Nieman discussed her travel experience as a destination photographer, as well as the sheer amount of waste that she witnessed everywhere she went. Her discussion inspired me to change the ways that I think about waste, and I hope this information does the same for you.
What is zero-waste?
The general concept of zero waste is the conscious decision to refuse, reduce, reuse, recycle, and rot. When we refuse products, we are eliminating what we do not need from our lives. If you don’t need to purchase more clothing, refuse that temptation instead of creating more clutter in your life. In the reduce phase, we are reducing the amount of stuff necessary for day-to-day life. This may be reducing the number of products involved in your hair or skincare routine. With reuse, this is simply reusing whatever you can, for as long as you can. In the recycle phase, we find the most appropriate way to recycle items that cannot be refused or reduced. Finally, In the rot phase, taking food scraps, peelings, and coffee grounds and throwing them into a compost bin can allow new life for these scraps. With time, old food mixed with yard waste will turn into nutrient rich soil.
Hillside Solutions is a locally-owned business based out of Omaha, Nebraska. Working with other businesses in the Omaha metro, Hillside attempts to develop techniques that businesses can use to get closer to zero-waste. Hillside will do trash pickup like other haulers, but instead of taking it right to the landfill, they recycle and compost as much as they can. If the business needs the soil, they will get a portion of the composted materials back as dirt. If the business is not in need, the composted scraps are taken to community gardens in the Omaha Metro to fertilize the soil. As an organization, Hillside works towards sustainability guidance and encourages clients to start small by implementing basic recycling practices. It is incredible to see what a large impact small changes can make.
Composting is cool!
How can you make the shift towards sustainability? Composting is much easier than you think. Follow these simple steps from Hillside Solutions to create your own soil.
- Compost the big 3: veggies, fruits, and yard waste.
- Collecting inside: Toss food scraps into a bucket on your kitchen counter for later use – nothing fancy necessary.
- Placing outside: In the backyard, toss scraps onto the ground in an area the gets lots of sun.
- No smells, bugs, or animals: For every 1/4th of food scraps, throw 3/4ths of yard material or newspaper to keep any smells at bay.
- Mix it up: around once per month, mix the scraps and yard waste around for faster compost.
- When is it done? If the compost smells like earth it’s ready to use; if it has an unpleasant odor it needs more time.
- Put it to use: you can use your composted soil to start a garden, or as a fertilizer on grass and outdoor plants.
- A free guide to zero waste: This guide from Hillside Solutions will provide you with a complete guide to zero-waste transformation.

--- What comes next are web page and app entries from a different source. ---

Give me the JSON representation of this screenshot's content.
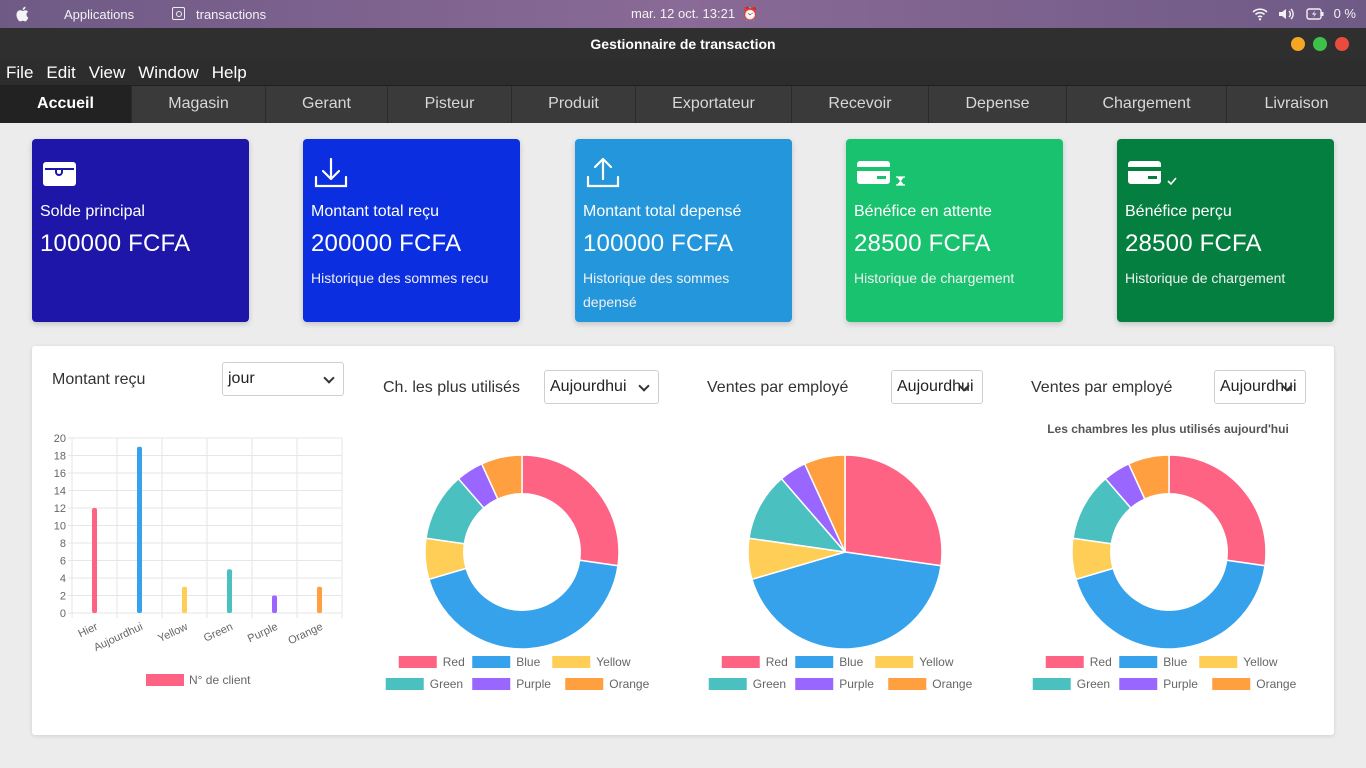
{
  "system_bar": {
    "applications": "Applications",
    "window_name": "transactions",
    "datetime": "mar. 12 oct.  13:21",
    "battery": "0 %"
  },
  "window": {
    "title": "Gestionnaire de transaction",
    "traffic_colors": [
      "#f5a623",
      "#3cc24a",
      "#e94b3c"
    ]
  },
  "menu": [
    "File",
    "Edit",
    "View",
    "Window",
    "Help"
  ],
  "tabs": [
    "Accueil",
    "Magasin",
    "Gerant",
    "Pisteur",
    "Produit",
    "Exportateur",
    "Recevoir",
    "Depense",
    "Chargement",
    "Livraison"
  ],
  "cards": [
    {
      "title": "Solde principal",
      "value": "100000 FCFA",
      "link": "",
      "color": "#1e16a8",
      "icon": "wallet-icon"
    },
    {
      "title": "Montant total reçu",
      "value": "200000 FCFA",
      "link": "Historique des sommes recu",
      "color": "#0a2ee0",
      "icon": "download-icon"
    },
    {
      "title": "Montant total depensé",
      "value": "100000 FCFA",
      "link": "Historique des sommes depensé",
      "color": "#2396dc",
      "icon": "upload-icon"
    },
    {
      "title": "Bénéfice en attente",
      "value": "28500 FCFA",
      "link": "Historique de chargement",
      "color": "#19c26e",
      "icon": "card-hourglass-icon"
    },
    {
      "title": "Bénéfice perçu",
      "value": "28500 FCFA",
      "link": "Historique de chargement",
      "color": "#057f40",
      "icon": "card-check-icon"
    }
  ],
  "panel": {
    "bar_section": {
      "title": "Montant reçu",
      "select": "jour"
    },
    "donut1_section": {
      "title": "Ch. les plus utilisés",
      "select": "Aujourdhui"
    },
    "pie_section": {
      "title": "Ventes par employé",
      "select": "Aujourdhui"
    },
    "donut2_section": {
      "title": "Ventes par employé",
      "select": "Aujourdhui",
      "chart_title": "Les chambres les plus utilisés aujourd'hui"
    }
  },
  "chart_data": [
    {
      "type": "bar",
      "categories": [
        "Hier",
        "Aujourdhui",
        "Yellow",
        "Green",
        "Purple",
        "Orange"
      ],
      "series": [
        {
          "name": "N° de client",
          "values": [
            12,
            19,
            3,
            5,
            2,
            3
          ]
        }
      ],
      "colors": [
        "#ff6384",
        "#36a2eb",
        "#ffce56",
        "#4bc0c0",
        "#9966ff",
        "#ff9f40"
      ],
      "ylim": [
        0,
        20
      ],
      "yticks": [
        0,
        2,
        4,
        6,
        8,
        10,
        12,
        14,
        16,
        18,
        20
      ],
      "grid": true,
      "legend": "bottom"
    },
    {
      "type": "pie",
      "variant": "donut",
      "categories": [
        "Red",
        "Blue",
        "Yellow",
        "Green",
        "Purple",
        "Orange"
      ],
      "values": [
        12,
        19,
        3,
        5,
        2,
        3
      ],
      "colors": [
        "#ff6384",
        "#36a2eb",
        "#ffce56",
        "#4bc0c0",
        "#9966ff",
        "#ff9f40"
      ],
      "legend": "bottom"
    },
    {
      "type": "pie",
      "categories": [
        "Red",
        "Blue",
        "Yellow",
        "Green",
        "Purple",
        "Orange"
      ],
      "values": [
        12,
        19,
        3,
        5,
        2,
        3
      ],
      "colors": [
        "#ff6384",
        "#36a2eb",
        "#ffce56",
        "#4bc0c0",
        "#9966ff",
        "#ff9f40"
      ],
      "legend": "bottom"
    },
    {
      "type": "pie",
      "variant": "donut",
      "title": "Les chambres les plus utilisés aujourd'hui",
      "categories": [
        "Red",
        "Blue",
        "Yellow",
        "Green",
        "Purple",
        "Orange"
      ],
      "values": [
        12,
        19,
        3,
        5,
        2,
        3
      ],
      "colors": [
        "#ff6384",
        "#36a2eb",
        "#ffce56",
        "#4bc0c0",
        "#9966ff",
        "#ff9f40"
      ],
      "legend": "bottom"
    }
  ]
}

- The Wormery: Want to stay local? This Des Moines business teaches about the use of worm farms when composting fruits and veggies. You can even purchase worms directly from them.
- Yard waste collection: The Compost It! program in Iowa collects yard waste and turns it into soil at local landfills. This Grow Gold Compost can be purchased at some Iowa locations.

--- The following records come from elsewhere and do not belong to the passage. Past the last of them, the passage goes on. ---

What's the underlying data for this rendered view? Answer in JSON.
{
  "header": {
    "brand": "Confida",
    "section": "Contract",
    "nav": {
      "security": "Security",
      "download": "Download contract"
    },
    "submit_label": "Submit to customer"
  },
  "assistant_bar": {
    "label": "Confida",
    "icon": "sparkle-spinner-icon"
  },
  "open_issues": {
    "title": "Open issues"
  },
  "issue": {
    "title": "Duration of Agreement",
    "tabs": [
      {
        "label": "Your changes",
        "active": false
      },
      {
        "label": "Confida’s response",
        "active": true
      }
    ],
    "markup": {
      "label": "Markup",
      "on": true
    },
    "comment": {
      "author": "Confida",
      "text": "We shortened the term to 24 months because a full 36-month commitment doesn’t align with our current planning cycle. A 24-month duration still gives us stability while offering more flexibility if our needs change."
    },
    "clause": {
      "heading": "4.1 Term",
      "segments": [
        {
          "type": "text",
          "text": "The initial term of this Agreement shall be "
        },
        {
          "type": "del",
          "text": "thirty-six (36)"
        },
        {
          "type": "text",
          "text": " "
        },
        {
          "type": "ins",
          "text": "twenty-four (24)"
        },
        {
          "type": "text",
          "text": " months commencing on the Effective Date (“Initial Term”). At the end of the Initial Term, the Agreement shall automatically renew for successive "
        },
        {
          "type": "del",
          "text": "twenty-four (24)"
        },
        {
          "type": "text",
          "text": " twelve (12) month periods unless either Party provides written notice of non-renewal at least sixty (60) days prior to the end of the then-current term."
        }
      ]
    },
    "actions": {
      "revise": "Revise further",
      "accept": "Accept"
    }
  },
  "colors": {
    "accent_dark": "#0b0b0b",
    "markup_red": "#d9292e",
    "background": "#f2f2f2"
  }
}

If you found this information helpful, check out a few of my other blogs on sustainability!